Source: Ministry of Indian Tourism
|Foreign exchange earnings (US$ bn)|
- Tourism in India accounted for 6.8% of the GDP in 2013-14
- Tourism is the third largest foreign exchange earner for the country.
- India ranks 42nd in the UN World Tourism Organization rankings for foreign tourist arrivals.
- India offers geographical diversity, attractive beaches, 30 World Heritage Sites and 25 bio-geographic zones.
- The availability of the Visa On Arrival facility significantly influences tourists’ travel plans to any country.
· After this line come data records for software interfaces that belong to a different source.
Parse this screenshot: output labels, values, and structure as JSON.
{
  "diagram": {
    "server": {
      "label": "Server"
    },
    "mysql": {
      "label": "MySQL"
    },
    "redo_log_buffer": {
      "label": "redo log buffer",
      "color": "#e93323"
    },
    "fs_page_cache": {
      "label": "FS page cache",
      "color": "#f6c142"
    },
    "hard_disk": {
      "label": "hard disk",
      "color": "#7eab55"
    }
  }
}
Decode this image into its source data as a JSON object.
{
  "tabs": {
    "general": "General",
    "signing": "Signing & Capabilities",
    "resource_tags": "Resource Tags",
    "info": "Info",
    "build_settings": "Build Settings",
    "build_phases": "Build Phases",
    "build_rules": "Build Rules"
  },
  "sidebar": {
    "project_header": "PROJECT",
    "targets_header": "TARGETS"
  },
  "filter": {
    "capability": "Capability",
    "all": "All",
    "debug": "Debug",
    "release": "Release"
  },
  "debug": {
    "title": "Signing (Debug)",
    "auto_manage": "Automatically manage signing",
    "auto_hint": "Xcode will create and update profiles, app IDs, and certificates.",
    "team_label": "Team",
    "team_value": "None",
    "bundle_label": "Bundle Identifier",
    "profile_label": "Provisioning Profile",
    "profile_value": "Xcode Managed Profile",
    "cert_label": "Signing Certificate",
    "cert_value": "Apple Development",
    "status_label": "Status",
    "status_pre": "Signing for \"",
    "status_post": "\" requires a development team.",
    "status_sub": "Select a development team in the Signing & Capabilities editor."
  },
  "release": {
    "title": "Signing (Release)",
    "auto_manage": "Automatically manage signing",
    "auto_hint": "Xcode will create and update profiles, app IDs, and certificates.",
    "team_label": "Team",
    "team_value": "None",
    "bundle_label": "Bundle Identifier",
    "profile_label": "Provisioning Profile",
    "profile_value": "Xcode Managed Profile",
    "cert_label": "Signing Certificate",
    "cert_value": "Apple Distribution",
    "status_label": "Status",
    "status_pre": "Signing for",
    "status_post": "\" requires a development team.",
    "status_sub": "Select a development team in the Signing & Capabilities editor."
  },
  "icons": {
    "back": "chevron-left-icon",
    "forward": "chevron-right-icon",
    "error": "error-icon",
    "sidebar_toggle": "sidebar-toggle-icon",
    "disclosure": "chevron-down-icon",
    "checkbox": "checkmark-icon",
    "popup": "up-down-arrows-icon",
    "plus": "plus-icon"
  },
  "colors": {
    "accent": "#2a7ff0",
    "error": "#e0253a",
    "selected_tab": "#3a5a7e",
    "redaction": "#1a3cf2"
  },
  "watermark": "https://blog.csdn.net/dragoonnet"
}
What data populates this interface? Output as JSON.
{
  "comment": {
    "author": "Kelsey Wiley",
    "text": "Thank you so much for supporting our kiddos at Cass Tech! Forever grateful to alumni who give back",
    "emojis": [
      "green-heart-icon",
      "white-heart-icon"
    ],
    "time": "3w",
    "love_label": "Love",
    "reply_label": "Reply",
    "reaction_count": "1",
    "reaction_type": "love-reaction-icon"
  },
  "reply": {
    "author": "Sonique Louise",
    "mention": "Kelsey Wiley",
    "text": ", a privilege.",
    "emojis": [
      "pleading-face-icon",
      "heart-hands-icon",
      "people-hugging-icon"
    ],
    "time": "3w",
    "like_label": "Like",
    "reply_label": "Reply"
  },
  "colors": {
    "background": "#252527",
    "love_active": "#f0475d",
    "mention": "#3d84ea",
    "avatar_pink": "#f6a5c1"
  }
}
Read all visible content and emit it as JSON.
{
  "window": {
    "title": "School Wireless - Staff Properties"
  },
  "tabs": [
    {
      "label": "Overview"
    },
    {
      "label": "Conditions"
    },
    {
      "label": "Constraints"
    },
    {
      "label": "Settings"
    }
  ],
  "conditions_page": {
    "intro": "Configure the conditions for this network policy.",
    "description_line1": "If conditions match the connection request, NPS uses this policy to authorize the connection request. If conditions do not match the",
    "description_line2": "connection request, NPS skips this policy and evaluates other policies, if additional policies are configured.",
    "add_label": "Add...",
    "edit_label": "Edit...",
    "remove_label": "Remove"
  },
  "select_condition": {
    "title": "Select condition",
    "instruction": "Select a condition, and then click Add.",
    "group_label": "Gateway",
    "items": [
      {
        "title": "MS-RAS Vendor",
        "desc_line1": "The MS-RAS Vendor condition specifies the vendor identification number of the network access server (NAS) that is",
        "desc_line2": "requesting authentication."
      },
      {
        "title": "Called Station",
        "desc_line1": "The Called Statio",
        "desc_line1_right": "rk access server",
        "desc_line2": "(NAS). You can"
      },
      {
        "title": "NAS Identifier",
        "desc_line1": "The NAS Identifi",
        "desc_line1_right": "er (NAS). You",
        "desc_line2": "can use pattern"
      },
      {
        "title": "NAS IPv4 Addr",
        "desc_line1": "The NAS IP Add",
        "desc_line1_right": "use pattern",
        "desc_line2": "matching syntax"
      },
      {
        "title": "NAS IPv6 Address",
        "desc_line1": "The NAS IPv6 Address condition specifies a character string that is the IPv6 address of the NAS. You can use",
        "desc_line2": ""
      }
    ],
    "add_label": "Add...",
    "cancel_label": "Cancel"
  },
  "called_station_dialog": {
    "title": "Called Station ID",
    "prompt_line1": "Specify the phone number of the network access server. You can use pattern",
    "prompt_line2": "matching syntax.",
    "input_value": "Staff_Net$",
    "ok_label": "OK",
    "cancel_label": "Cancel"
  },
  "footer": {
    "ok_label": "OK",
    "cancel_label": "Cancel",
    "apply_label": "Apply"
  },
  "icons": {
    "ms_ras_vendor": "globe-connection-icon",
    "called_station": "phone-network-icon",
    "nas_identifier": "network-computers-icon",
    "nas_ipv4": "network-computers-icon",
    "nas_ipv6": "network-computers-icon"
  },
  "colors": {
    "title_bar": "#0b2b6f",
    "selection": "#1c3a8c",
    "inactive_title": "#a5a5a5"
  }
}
During 2013, a total number of 20,294 Visas on Arrival were issued as compared to 16,084 Visas on Arrival during the corresponding period in 2012 , which amounts to a growth of 26%.
- India’s tourism industry in the largest service sector employer (8.78%).
- Majority of the tourists to India, came from USA and UK. On an average a tourist stays for 14-17 days in India compared to 5-7 days in other neighbouring countries.
- Ministry of Tourism approved hotels numbered 2,483 and their total rooms 117,815, as of December 2010.
- Number of Indians touring abroad were 12.99 million in 2010, compared to 11.07 in 2009.